Lawyers should never ask a grandma a question 
if they aren't prepared for the answer.
In a trial, a small-town prosecuting attorney called his first witness, 
a grandmotherly, elderly woman to the stand. 
He approached her and asked, 'Mrs. Jones, do
you know me?' 
She responded, 'Why, yes, I do know you, Mr.
Williams. I've known you since you were a boy, and
frankly, you've been a big disappointment to me. You lie,
you cheat on your wife, and you manipulate people and talk
about them behind their backs. You think you're a big shot
when you haven't the brains to realize you'll never amount
to anything more than a two-bit paper pusher. Yes, I know
you.'

The lawyer was stunned. Not knowing what else to do, he
pointed across the room and asked, 'Mrs. Jones, do you
know the defense attorney?'

She again replied, 'Why yes, I do. I've known Mr. Bradley
since he was a youngster, too. He's lazy, bigoted, and he
has a drinking problem. He can't build a normal
relationship with anyone, and his law practice is one of
the worst in the entire state. Not to mention he cheated
on his wife with three different women. One of them was
your wife. Yes, I know him.'

The defense attorney nearly died.
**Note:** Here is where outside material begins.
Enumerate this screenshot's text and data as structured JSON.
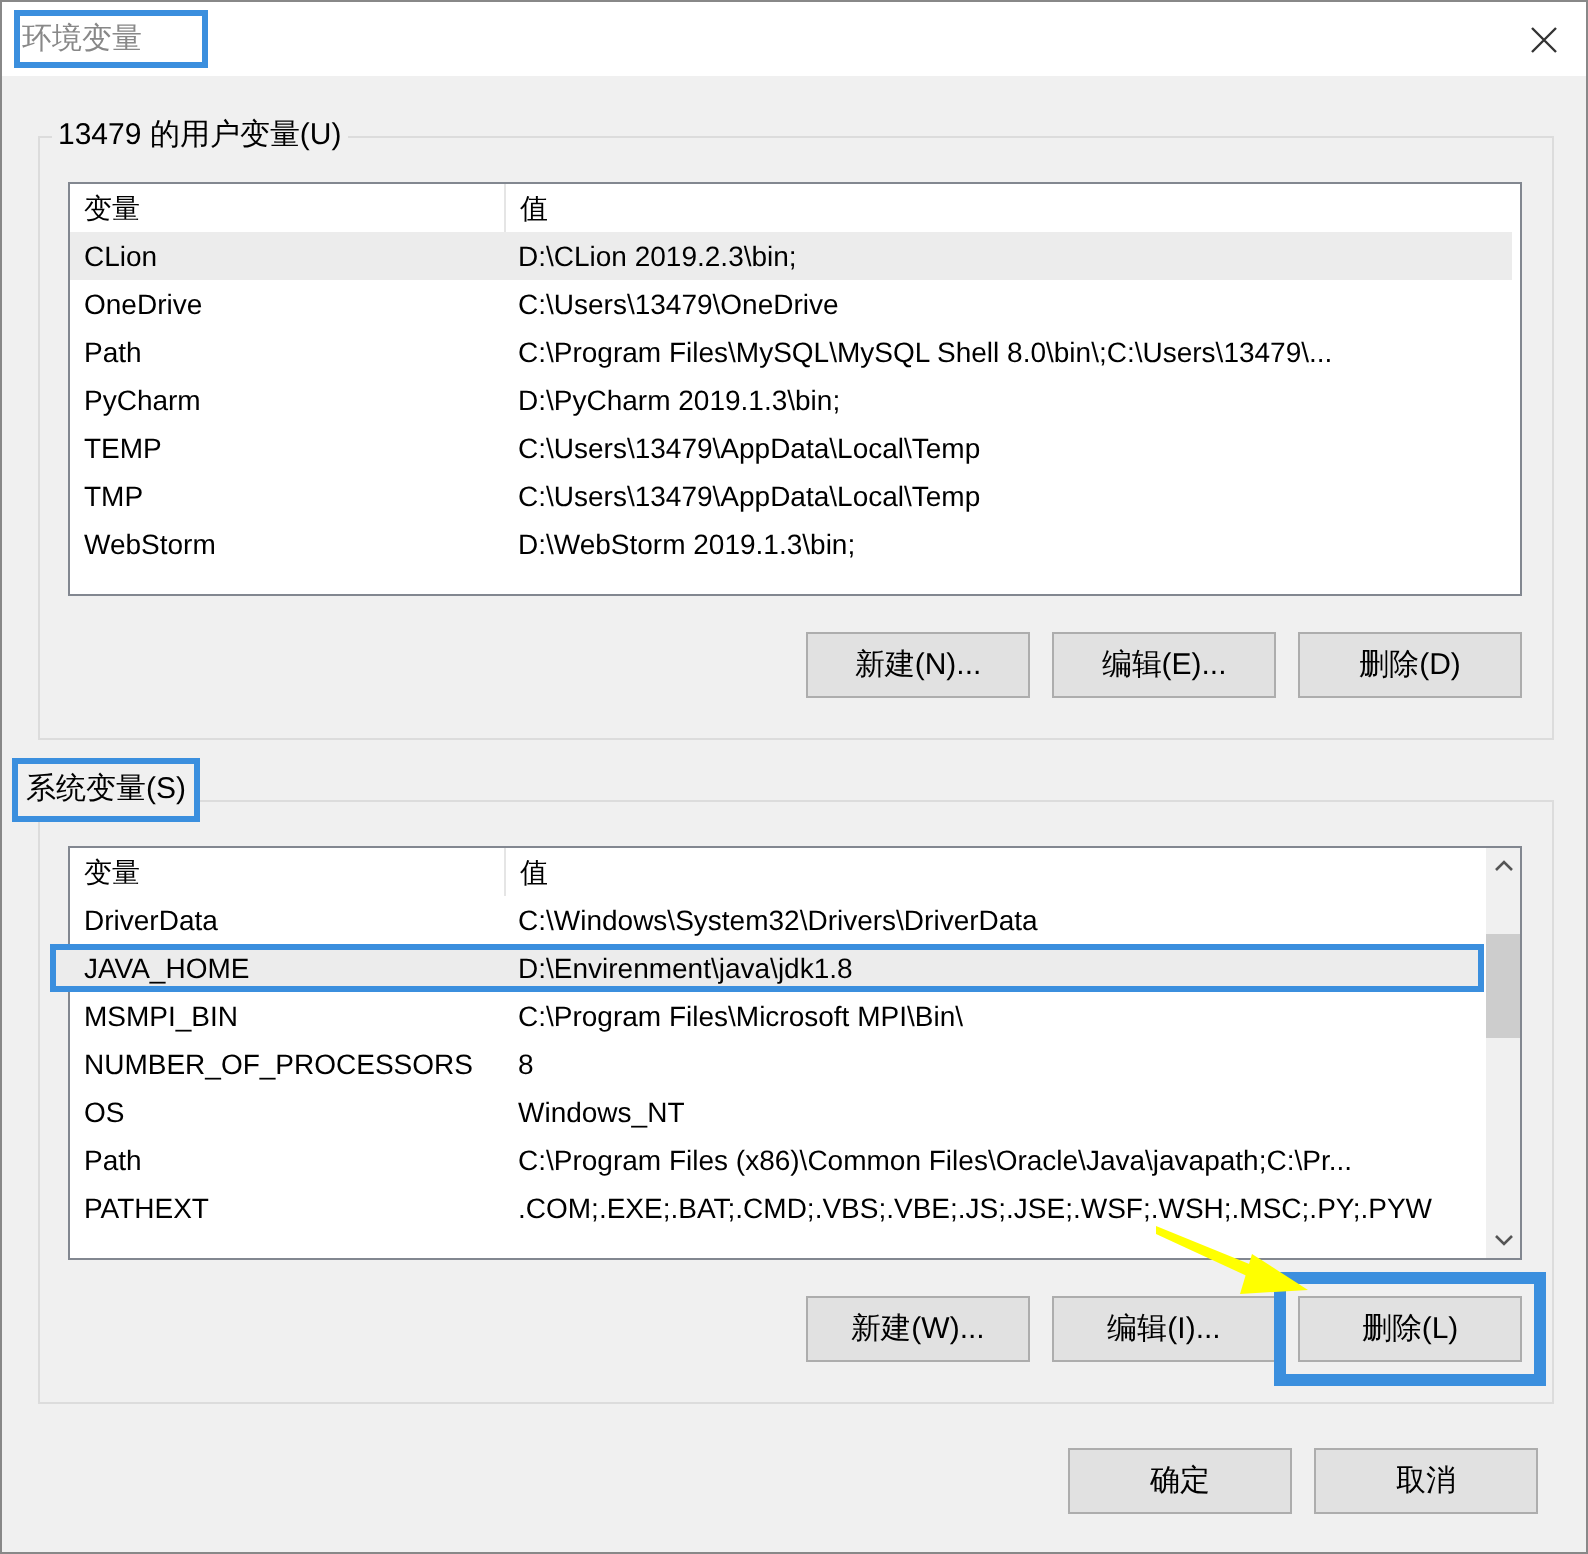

The judge asked both counselors to approach the bench and,
in a very quiet voice, said,
                
'If either of you idiots asks her if she knows me, I'll
send you both to the electric chair.'